Post Extraction Processing of Hemp Oil
Starting with winterization, which eliminates waxes, lipids, and fats, post extraction processing moves to decarboxylation and distillation. Decarboxylation makes cannabinoids available in their free form for active interaction with the nervous system – this interplay facilitates their benevolent health impacts.
Distillation selectively separates other ingredients to maximize CBD concentration. Chromatography often acts as an option to distillation.
Winterization is the first procedure and mainly removes waxes from the hemp oil . It also eliminates fats and lipids . These impurities make the oil distasteful, dark, and cloudy . The process involves:
Top producers employ multiple freezing and filtering passes.
Vacuum lowers ethanol’s boiling point and helps retain the more thermally-sensitive elements in cannabis oil. As ethanol evaporates, winterized CBD oil is left behind. Condensers recover the ethanol and re-use it .
Decarboxylation converts cannabidiolic acid (CBDA) into CBD and tetrahydrocannabiolic acid (THCA) into THC. The acids are inactive but CBD and THC are active . CBD is of course the main required ingredient.
Heating the winterized oil and holding it at a specific temperature for a particular duration decarboxylates it i.e. eliminates the carboxyl group from its molecules .
Distillation makes use of the difference in boiling points of the distinct hemp constituents to isolate them. Consider the boiling points of the elements at one atmosphere pressure :
Required processing rate and scale of production determine the distillation process used:
A rotating wiper applies a very thin film of the decarboxylated hemp oil on the heated inner side of a pipe that acts as the evaporative surface . The component boils and its vapors re-convert to liquid in a condenser located outside the evaporator .
Chromatography is an alternative to fractional distillation. One advantage of chromatography is it does not utilize heat for separation.
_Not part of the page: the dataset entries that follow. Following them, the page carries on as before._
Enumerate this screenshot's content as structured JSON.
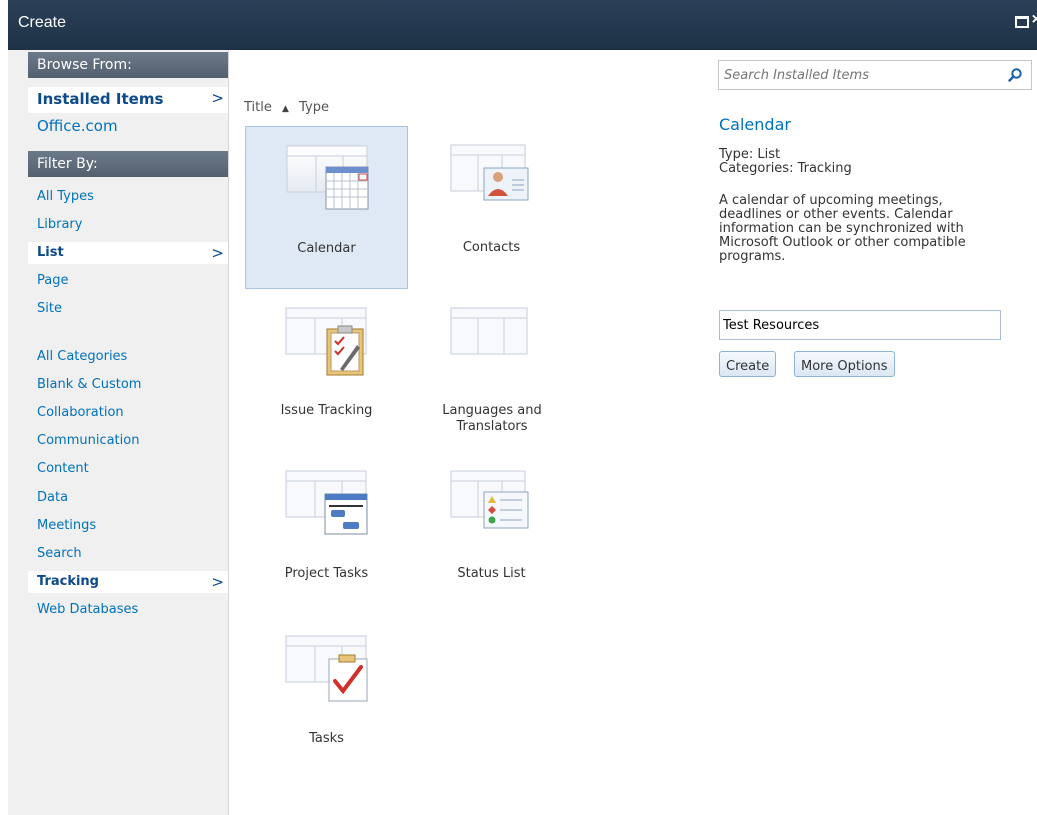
{
  "window": {
    "title": "Create",
    "maximize_icon": "maximize-icon",
    "close_label": "×"
  },
  "sidebar": {
    "browse_header": "Browse From:",
    "browse_items": [
      {
        "label": "Installed Items",
        "selected": true
      },
      {
        "label": "Office.com",
        "selected": false
      }
    ],
    "filter_header": "Filter By:",
    "type_items": [
      {
        "label": "All Types",
        "selected": false
      },
      {
        "label": "Library",
        "selected": false
      },
      {
        "label": "List",
        "selected": true
      },
      {
        "label": "Page",
        "selected": false
      },
      {
        "label": "Site",
        "selected": false
      }
    ],
    "category_items": [
      {
        "label": "All Categories",
        "selected": false
      },
      {
        "label": "Blank & Custom",
        "selected": false
      },
      {
        "label": "Collaboration",
        "selected": false
      },
      {
        "label": "Communication",
        "selected": false
      },
      {
        "label": "Content",
        "selected": false
      },
      {
        "label": "Data",
        "selected": false
      },
      {
        "label": "Meetings",
        "selected": false
      },
      {
        "label": "Search",
        "selected": false
      },
      {
        "label": "Tracking",
        "selected": true
      },
      {
        "label": "Web Databases",
        "selected": false
      }
    ],
    "chevron": ">"
  },
  "sort": {
    "title_label": "Title",
    "sort_arrow": "▲",
    "type_label": "Type"
  },
  "items": [
    {
      "label": "Calendar",
      "icon": "calendar-icon",
      "selected": true
    },
    {
      "label": "Contacts",
      "icon": "contacts-icon",
      "selected": false
    },
    {
      "label": "Issue Tracking",
      "icon": "issue-tracking-icon",
      "selected": false
    },
    {
      "label": "Languages and Translators",
      "icon": "languages-icon",
      "selected": false
    },
    {
      "label": "Project Tasks",
      "icon": "project-tasks-icon",
      "selected": false
    },
    {
      "label": "Status List",
      "icon": "status-list-icon",
      "selected": false
    },
    {
      "label": "Tasks",
      "icon": "tasks-icon",
      "selected": false
    }
  ],
  "search": {
    "placeholder": "Search Installed Items"
  },
  "detail": {
    "title": "Calendar",
    "type_line": "Type: List",
    "categories_line": "Categories: Tracking",
    "description": "A calendar of upcoming meetings, deadlines or other events.  Calendar information can be synchronized with Microsoft Outlook or other compatible programs.",
    "name_value": "Test Resources",
    "create_label": "Create",
    "more_options_label": "More Options"
  },
  "colors": {
    "titlebar": "#21374c",
    "nav_header": "#5d6d7c",
    "link": "#0072bc",
    "selected_tile": "#dfe8f5"
  }
}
Hemp extract is first dissolved in a fluid (mobile phase) and passed through a media (stationary phase). The difference in speed of passage of the diverse hemp components in the media enables isolation .
Popular chromatography techniques employed in post-extraction processing of hemp include:
Centrifugal Partition Chromatography (CPC) used liquids for stationary and mobile phases. Both phases mix and rotate, with centrifugal force separating and decanting the heavier mobile phase from the lighter stationary phase .
Full Spectrum, Broad Spectrum, & Other Types of Hemp Oils
Refined hemp oils are also called CBD Distillates. Based on the degree to which they are refined, hemp oils can be:
But because they may also contain tiny fractions of THC, they are exposed to the mentioned issues with transport, licensing, and use. Besides, impurities make them unpleasant as edibles .
And yet, people demand them because of the “entourage effect,” the combined, more benevolent effect of multiple cannabinoids .
Manufacturers produce broad spectrum CBD in two ways. First, by refining full spectrum CBD till it is devoid of THC. Second, by adding terpenes and benevolent i.e. non-psychoactive cannabinoids to CBD isolates, the most refined of all hemp oils as described below .
THC remediation removes up to 99.9% THC. Crashing the hemp extract i.e. crystallizing CBD out leaves behind THC-rich mother liquor. Chromatography of this liquor isolates THC. The close boiling points of THC and CBD mean separating them via distillation is a tough task .
Exhaustive post extraction processing transports hemp products to a completely different level, into a class of their own! It is no surprise that the global market for hemp products is on an expansion spree.
Buffalo Extraction Systems (BES) works closely with trusted partners and provides turnkey solutions in Carbon dioxide (CO2) Supercritical Fluid Extraction (SCFE) for over a decade.
Write to us at firstname.lastname@example.org for state-of-the-art CO2 extraction technology.